27. The determining factor in most cases is the personal law of the parties. Such being the case, I see no reason why the principles recognised in England in connexion with Christian marriages should be applied in India to marriages which are not Christian marriages. In my opinion in order to determine whether any particular marriage is valid in India or not, an Indian Court will have to consider the personal law of the parties and determine, whether the two individuals can contract a valid marriage, and if so, what formalities and ceremonies are requisite in their case. It does not seem by any means clear to me that a Hindu man domiciled in India could not contract a Hindu marriage with a Hindu woman in England--or that a Mohammadan. man domiciled in India could not contract a Mohammadan marriage with a Mohammadan woman in England, which would be held to be valid in India but invalid in England. If J this be so, it follows that the fact that English Courts or French Courts might not recognise a particular marriage as valid if relevant, which I doubt' is not conclusive as to its validity in India.

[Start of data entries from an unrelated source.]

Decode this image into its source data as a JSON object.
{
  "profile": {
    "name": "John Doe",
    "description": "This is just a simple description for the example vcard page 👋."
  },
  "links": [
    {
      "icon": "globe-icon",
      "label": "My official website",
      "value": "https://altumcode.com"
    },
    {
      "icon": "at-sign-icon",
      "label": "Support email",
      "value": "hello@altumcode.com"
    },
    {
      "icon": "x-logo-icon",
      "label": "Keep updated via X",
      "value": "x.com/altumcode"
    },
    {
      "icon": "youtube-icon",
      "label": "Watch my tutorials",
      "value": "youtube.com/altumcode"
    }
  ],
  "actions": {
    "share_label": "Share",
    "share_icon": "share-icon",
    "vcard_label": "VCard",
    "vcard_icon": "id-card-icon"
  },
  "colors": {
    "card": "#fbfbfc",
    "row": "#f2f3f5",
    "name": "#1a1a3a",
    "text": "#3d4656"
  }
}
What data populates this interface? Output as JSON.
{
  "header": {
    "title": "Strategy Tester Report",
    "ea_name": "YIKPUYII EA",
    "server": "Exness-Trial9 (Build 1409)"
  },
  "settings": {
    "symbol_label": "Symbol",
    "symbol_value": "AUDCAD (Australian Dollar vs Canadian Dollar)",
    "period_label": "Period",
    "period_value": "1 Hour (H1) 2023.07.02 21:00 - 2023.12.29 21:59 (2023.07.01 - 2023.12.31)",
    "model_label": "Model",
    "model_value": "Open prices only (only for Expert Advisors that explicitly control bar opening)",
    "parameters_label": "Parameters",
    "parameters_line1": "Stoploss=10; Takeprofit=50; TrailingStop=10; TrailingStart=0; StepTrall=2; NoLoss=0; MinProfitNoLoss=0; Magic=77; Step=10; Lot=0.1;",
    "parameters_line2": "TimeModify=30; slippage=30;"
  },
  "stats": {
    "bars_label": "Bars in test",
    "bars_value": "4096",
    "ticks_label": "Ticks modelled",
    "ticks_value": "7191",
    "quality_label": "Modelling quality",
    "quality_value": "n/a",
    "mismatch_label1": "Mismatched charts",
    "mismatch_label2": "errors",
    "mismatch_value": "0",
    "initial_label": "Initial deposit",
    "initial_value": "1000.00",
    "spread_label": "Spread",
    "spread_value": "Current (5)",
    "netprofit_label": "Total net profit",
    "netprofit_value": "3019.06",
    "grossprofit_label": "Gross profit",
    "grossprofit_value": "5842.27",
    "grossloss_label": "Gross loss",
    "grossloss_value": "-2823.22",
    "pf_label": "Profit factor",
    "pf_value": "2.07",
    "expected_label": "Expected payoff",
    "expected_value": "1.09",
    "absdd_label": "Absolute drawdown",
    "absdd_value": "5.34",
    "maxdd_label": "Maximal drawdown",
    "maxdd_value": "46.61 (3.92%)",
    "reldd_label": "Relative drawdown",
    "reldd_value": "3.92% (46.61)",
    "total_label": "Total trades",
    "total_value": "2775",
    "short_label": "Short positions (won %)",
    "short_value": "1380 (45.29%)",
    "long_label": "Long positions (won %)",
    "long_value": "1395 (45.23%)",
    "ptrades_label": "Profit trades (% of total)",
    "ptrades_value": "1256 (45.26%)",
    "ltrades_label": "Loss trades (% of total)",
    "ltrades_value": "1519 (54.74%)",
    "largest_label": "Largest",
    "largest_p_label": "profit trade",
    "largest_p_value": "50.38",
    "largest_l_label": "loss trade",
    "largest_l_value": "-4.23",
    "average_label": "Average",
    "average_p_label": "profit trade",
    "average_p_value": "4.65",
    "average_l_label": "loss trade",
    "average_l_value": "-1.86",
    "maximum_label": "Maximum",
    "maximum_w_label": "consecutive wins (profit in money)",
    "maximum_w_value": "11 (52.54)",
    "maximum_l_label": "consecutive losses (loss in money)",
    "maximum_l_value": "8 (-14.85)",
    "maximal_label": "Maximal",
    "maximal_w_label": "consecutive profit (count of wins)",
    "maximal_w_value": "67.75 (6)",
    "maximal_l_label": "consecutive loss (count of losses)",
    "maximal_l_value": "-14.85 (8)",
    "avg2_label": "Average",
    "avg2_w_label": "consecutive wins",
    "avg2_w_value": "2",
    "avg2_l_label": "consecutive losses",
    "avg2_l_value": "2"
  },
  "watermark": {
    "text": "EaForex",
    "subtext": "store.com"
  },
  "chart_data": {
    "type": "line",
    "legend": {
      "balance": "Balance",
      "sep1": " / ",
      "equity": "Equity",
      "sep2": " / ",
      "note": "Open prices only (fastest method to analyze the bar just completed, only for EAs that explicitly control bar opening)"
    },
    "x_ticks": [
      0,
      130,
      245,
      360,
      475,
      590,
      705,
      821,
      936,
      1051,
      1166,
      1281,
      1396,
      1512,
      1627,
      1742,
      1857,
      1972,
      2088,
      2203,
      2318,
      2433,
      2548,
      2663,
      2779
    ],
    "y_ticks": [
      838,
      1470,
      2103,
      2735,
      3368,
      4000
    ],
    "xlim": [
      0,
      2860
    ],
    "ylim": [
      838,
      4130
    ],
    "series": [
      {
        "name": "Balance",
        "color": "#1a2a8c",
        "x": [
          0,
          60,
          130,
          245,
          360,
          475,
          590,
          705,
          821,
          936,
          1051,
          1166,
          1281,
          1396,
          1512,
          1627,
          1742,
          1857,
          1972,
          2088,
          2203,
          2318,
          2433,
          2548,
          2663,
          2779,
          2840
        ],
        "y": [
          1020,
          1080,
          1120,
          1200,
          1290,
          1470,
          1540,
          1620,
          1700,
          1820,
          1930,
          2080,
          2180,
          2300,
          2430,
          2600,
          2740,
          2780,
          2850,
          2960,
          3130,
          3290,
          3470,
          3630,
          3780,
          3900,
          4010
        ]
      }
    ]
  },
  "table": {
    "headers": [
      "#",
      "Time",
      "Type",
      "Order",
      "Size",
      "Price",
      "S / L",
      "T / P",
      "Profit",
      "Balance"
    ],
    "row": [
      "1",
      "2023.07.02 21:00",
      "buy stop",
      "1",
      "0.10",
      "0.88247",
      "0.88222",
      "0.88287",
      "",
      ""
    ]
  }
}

28. The validity of the marriage must depend-on the personal law of the parties. But as stated above no arguments on this aspect of the case have been placed before me and no attempt has been made to show that a marriage in Paris between a Hindu man domiciled in India and a foreign woman, which is void under the French law is necessarily also void under the Indian law applicable to the par-ties. Therefore even if I had been of opinion that the marriage in Paris in 1931 was void under French law I should not have felt justified in granting the declaration prayed for. In the result therefore this suit is dismissed. I make no order as to costs.